The first thing this proves is that the supporters of this project see it for what it really is, a funding transfer from Washington to the California budget. I'm now discounting the religious worship of HSR from some of the blogsters, since there is no reality behind their advocacy whatsoever.
It also demonstrates, given the deplorable condition of the California infrastructure -- transportation and otherwise -- that this project is not about fixing anything that needs fixing, despite the hyped rhetoric and vague promises. Regardless of all the talk about the future and how HSR would be the solution to all the problems in the future, the fact is that the future is being very much neglected (Infrastructure, Education, etc.) by our elected officials, particularly the Governor, in order to get and spend the currently available six billion dollars, even if nothing useful comes of it.
It is not impossible to consider that this kind of confrontation politics for political gain will come to haunt the Democrats as they enter the coming election cycle. We should do everything we can to make this such a political issue.
And we certainly concur with Dan Walters' conclusion!
It's time to kill bullet train boondoggle
By Dan Walters
The Sacramento Bee
Saturday, Jan. 07, 2012 | 08:04 PM
It's one thing for politicians, ordinary citizens, lawyers or even media pundits to say that California's bullet train project is fatally flawed and should be scrapped before it becomes a hopeless money pit.
Bullet train zealots dismiss those naysayers as uninformed or biased, and even reject milder criticism from the Legislature's budget analyst.
But when the California High-Speed Rail Authority's own "peer review" committee of transportation experts says the project should be put on hold, Gov. Jerry Brown and the Legislature should pay heed.

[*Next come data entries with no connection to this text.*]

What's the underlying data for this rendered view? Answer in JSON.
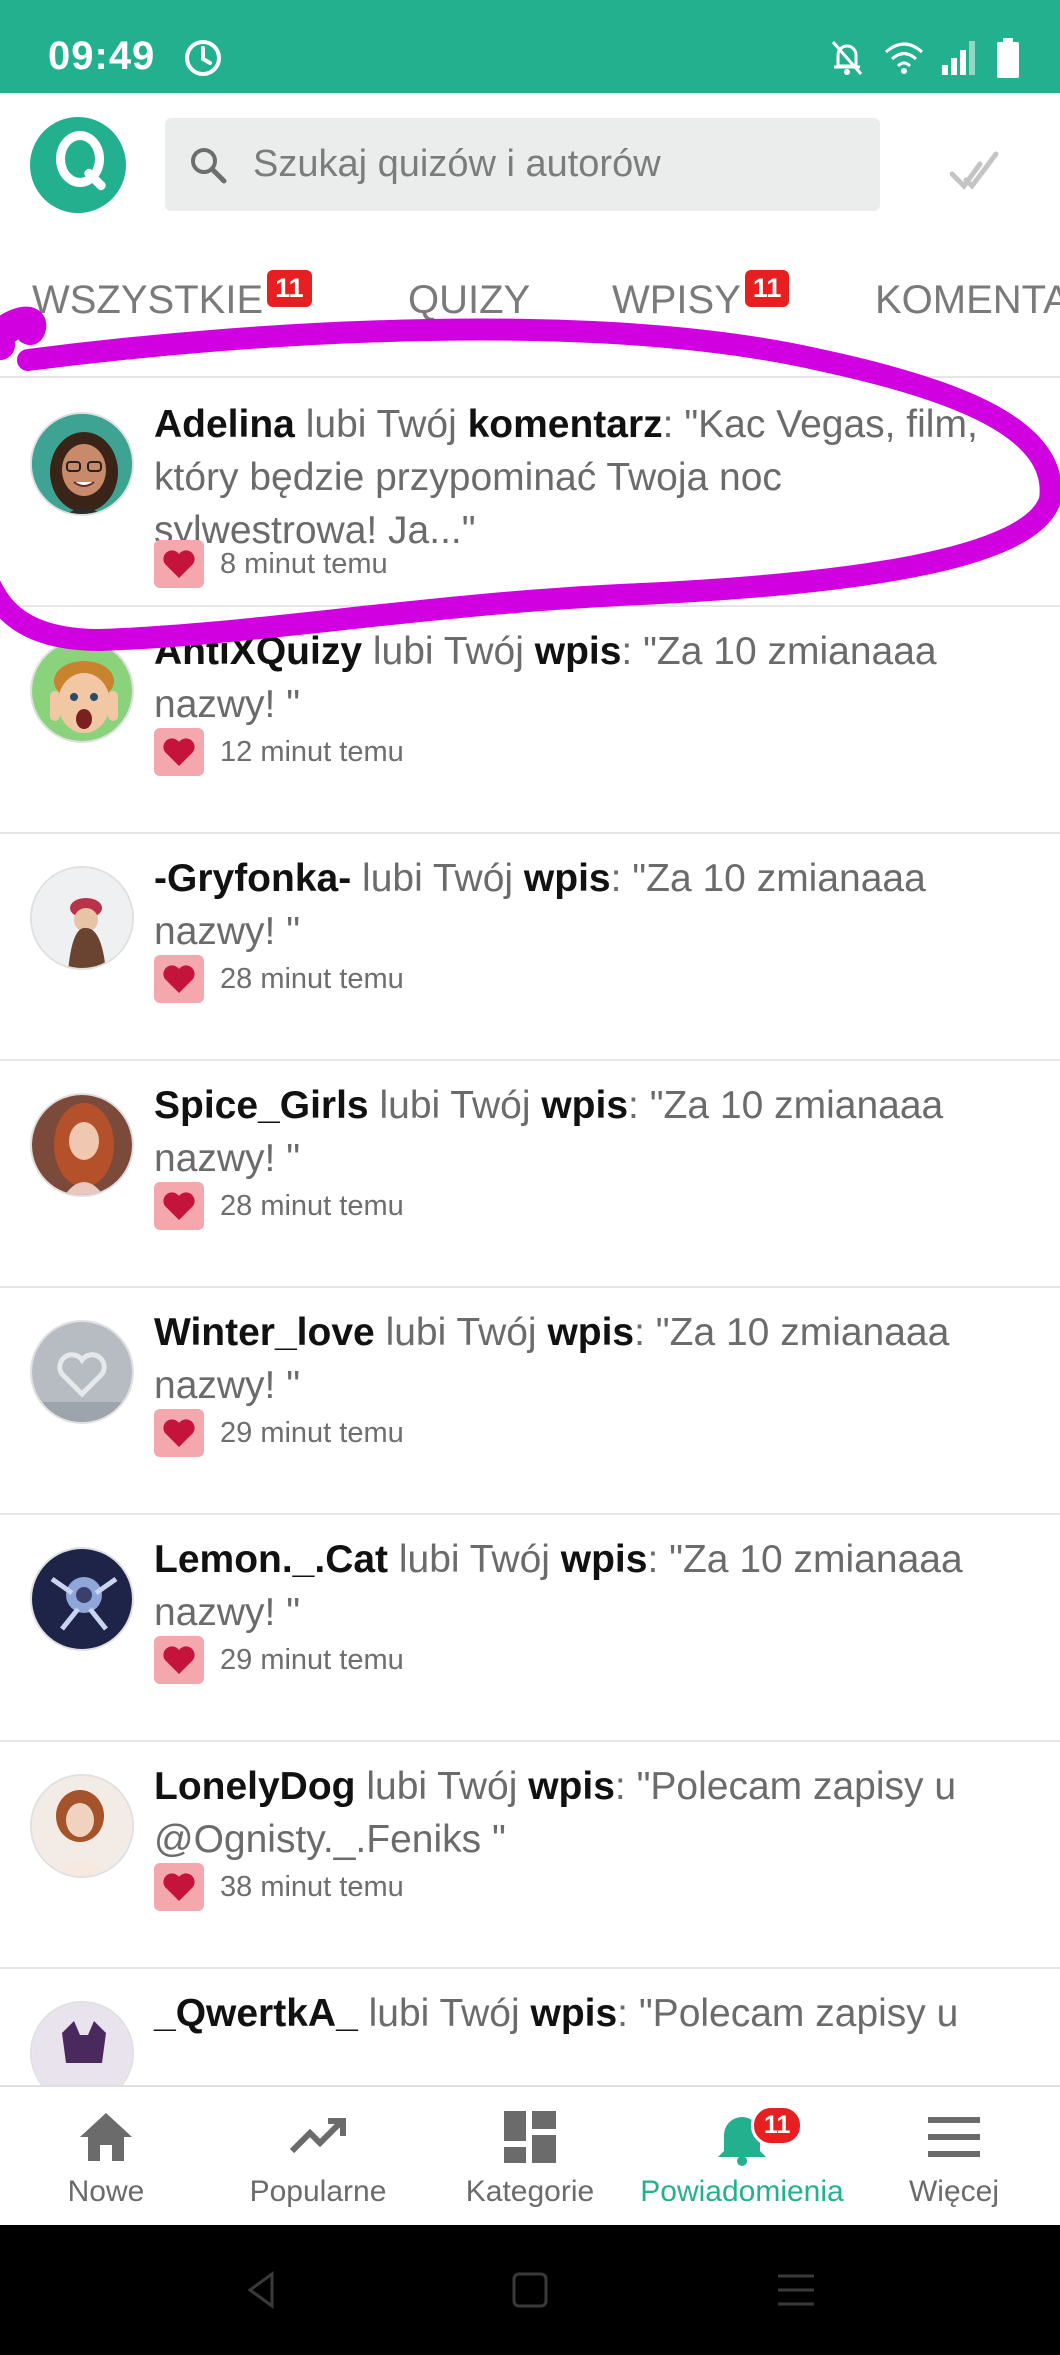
{
  "status_bar": {
    "time": "09:49"
  },
  "header": {
    "search_placeholder": "Szukaj quizów i autorów"
  },
  "tabs": [
    {
      "label": "WSZYSTKIE",
      "badge": "11"
    },
    {
      "label": "QUIZY",
      "badge": ""
    },
    {
      "label": "WPISY",
      "badge": "11"
    },
    {
      "label": "KOMENTARZE",
      "badge": ""
    }
  ],
  "notifications": [
    {
      "user": "Adelina",
      "action": "lubi Twój",
      "object": "komentarz",
      "quote": ": \"Kac Vegas, film, który będzie przypominać Twoja noc sylwestrowa! Ja...\"",
      "time": "8 minut temu",
      "avatar": "cartoon-girl-icon"
    },
    {
      "user": "AntiXQuizy",
      "action": "lubi Twój",
      "object": "wpis",
      "quote": ": \"Za 10 zmianaaa nazwy! \"",
      "time": "12 minut temu",
      "avatar": "boy-face-icon"
    },
    {
      "user": "-Gryfonka-",
      "action": "lubi Twój",
      "object": "wpis",
      "quote": ": \"Za 10 zmianaaa nazwy! \"",
      "time": "28 minut temu",
      "avatar": "winter-girl-icon"
    },
    {
      "user": "Spice_Girls",
      "action": "lubi Twój",
      "object": "wpis",
      "quote": ": \"Za 10 zmianaaa nazwy! \"",
      "time": "28 minut temu",
      "avatar": "redhead-girl-icon"
    },
    {
      "user": "Winter_love",
      "action": "lubi Twój",
      "object": "wpis",
      "quote": ": \"Za 10 zmianaaa nazwy! \"",
      "time": "29 minut temu",
      "avatar": "snow-heart-icon"
    },
    {
      "user": "Lemon._.Cat",
      "action": "lubi Twój",
      "object": "wpis",
      "quote": ": \"Za 10 zmianaaa nazwy! \"",
      "time": "29 minut temu",
      "avatar": "dark-fantasy-icon"
    },
    {
      "user": "LonelyDog",
      "action": "lubi Twój",
      "object": "wpis",
      "quote": ": \"Polecam zapisy u @Ognisty._.Feniks \"",
      "time": "38 minut temu",
      "avatar": "girl-portrait-icon"
    },
    {
      "user": "_QwertkA_",
      "action": "lubi Twój",
      "object": "wpis",
      "quote": ": \"Polecam zapisy u",
      "time": "",
      "avatar": "purple-cat-icon"
    }
  ],
  "bottom_nav": [
    {
      "label": "Nowe",
      "icon": "home-icon",
      "active": false
    },
    {
      "label": "Popularne",
      "icon": "trending-icon",
      "active": false
    },
    {
      "label": "Kategorie",
      "icon": "dashboard-icon",
      "active": false
    },
    {
      "label": "Powiadomienia",
      "icon": "bell-icon",
      "active": true,
      "badge": "11"
    },
    {
      "label": "Więcej",
      "icon": "menu-icon",
      "active": false
    }
  ],
  "colors": {
    "brand": "#22b08f",
    "badge": "#e62020",
    "heart_bg": "#f4a7ad",
    "heart": "#c4143c",
    "annotation": "#d100e0"
  }
}
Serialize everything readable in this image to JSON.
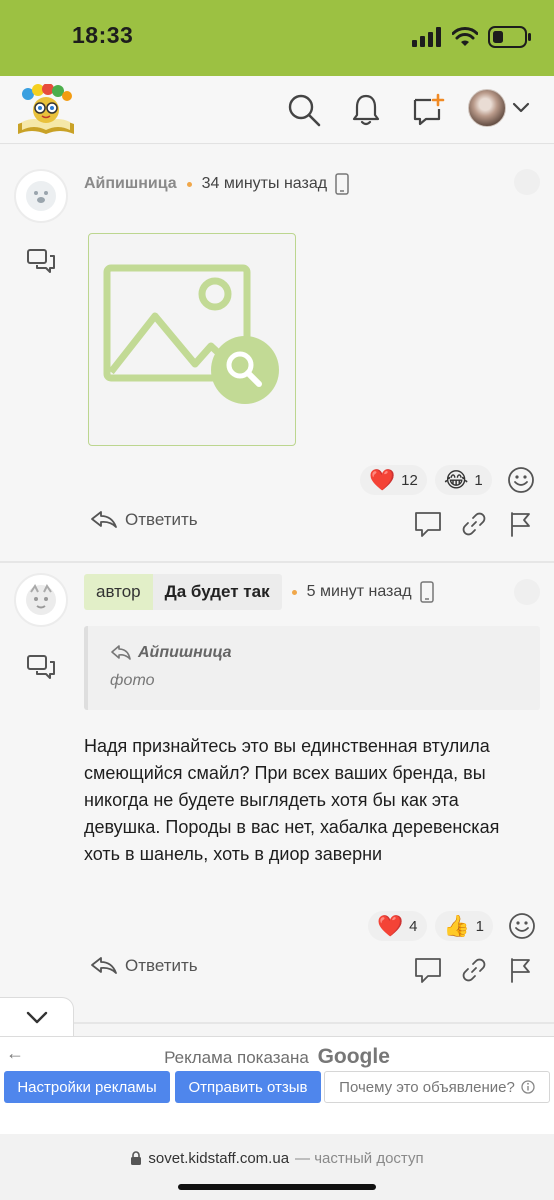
{
  "status_bar": {
    "time": "18:33"
  },
  "comments": [
    {
      "author": "Айпишница",
      "time": "34 минуты назад",
      "image_placeholder": "photo",
      "reactions": [
        {
          "emoji": "❤️",
          "count": "12"
        },
        {
          "emoji": "😂",
          "count": "1"
        }
      ],
      "reply_label": "Ответить"
    },
    {
      "author_badge": "автор",
      "author": "Да будет так",
      "time": "5 минут назад",
      "quote": {
        "author": "Айпишница",
        "text": "фото"
      },
      "text": "Надя признайтесь это вы единственная втулила смеющийся смайл? При всех ваших бренда, вы никогда не будете выглядеть хотя бы как эта девушка. Породы в вас нет, хабалка деревенская хоть в шанель, хоть в диор заверни",
      "reactions": [
        {
          "emoji": "❤️",
          "count": "4"
        },
        {
          "emoji": "👍",
          "count": "1"
        }
      ],
      "reply_label": "Ответить"
    }
  ],
  "ad": {
    "title_prefix": "Реклама показана",
    "title_brand": "Google",
    "buttons": [
      "Настройки рекламы",
      "Отправить отзыв",
      "Почему это объявление?"
    ]
  },
  "browser": {
    "domain": "sovet.kidstaff.com.ua",
    "suffix": "— частный доступ"
  },
  "colors": {
    "brand_green": "#9cc142",
    "accent_orange": "#f0a74a",
    "ad_blue": "#4f86ec"
  }
}
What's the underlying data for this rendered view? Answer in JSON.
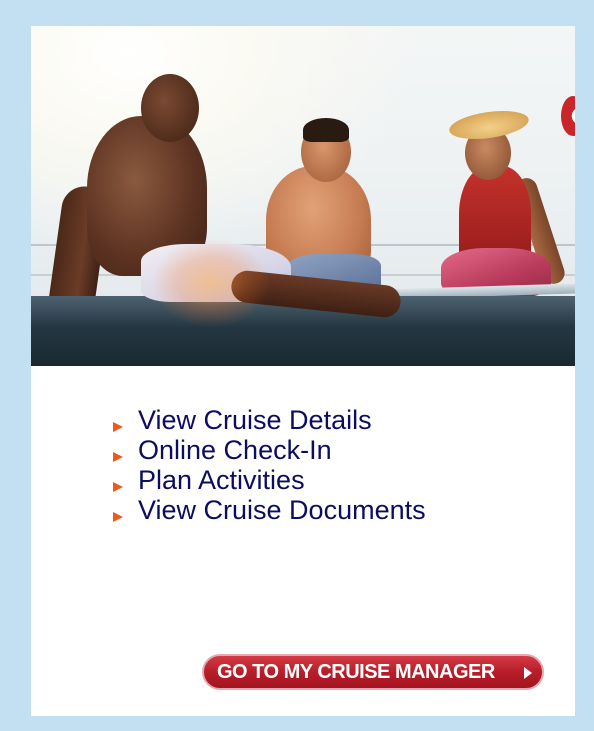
{
  "hero": {
    "icon": "beach-deck-photo"
  },
  "links": [
    {
      "label": "View Cruise Details",
      "icon": "orange-triangle-bullet"
    },
    {
      "label": "Online Check-In",
      "icon": "orange-triangle-bullet"
    },
    {
      "label": "Plan Activities",
      "icon": "orange-triangle-bullet"
    },
    {
      "label": "View Cruise Documents",
      "icon": "orange-triangle-bullet"
    }
  ],
  "cta": {
    "label": "GO TO MY CRUISE MANAGER",
    "icon": "chevron-right-icon"
  },
  "colors": {
    "page_background": "#c3dff2",
    "panel_background": "#ffffff",
    "link_text": "#0d0d60",
    "bullet": "#ee5a1c",
    "cta_background": "#b81e2a",
    "cta_text": "#ffffff"
  }
}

And that's exactly what happened last week.
The peer reviewers, headed by ex-Caltrans director Will Kempton, told the Legislature that while revised plans are an improvement, they still don't adequately describe how the north-south system could reasonably be built and operated.
It concluded, "We cannot overemphasize the fact that moving ahead on the HSR project without credible sources of adequate funding, without a definitive business model, without a strategy to maximize the independent utility and value to the state, and without the appropriate management resources represents an immense financial risk on the part of the state."
Tom Umberg, a former assemblyman who chairs the CHSRA, denounced the report -- which proves that agency members have lost all sense of objectivity and responsibility.
Specifically, the CHSRA wants the Legislature to appropriate $2.7 billion in state bonds to match $3.5 billion in federal funds so that an initial section of the system can be built.
But as the peer reviewers point out, even if the section could be built for $6.2 billion -- which they say is unproven -- its utility is uncertain and it may be illegal because it's not an electrified railway as mandated.
In reaching that conclusion, the peer review panel bolsters contentions of Kings County, which has filed suit to stop it.
Brown appointed two new members of the authority -- Dan Richard and Mike Rossi -- to overhaul its plans and keep the project alive. They made some improvements, as the peer review report concedes. But the revised "business plan" is still full of holes.
Supposedly, the state would lose the federal funds if work on the San Joaquin Valley section doesn't begin later this year.
That allocation is only a droplet in the $100 billion construction.
"This is the time for big ideas," Brown said Thursday, reiterating his support for the bullet train and revealing plans to fold the CHSRA into a new superagency.
But this is looking more and more like a big boondoggle. It's time to pull the plug.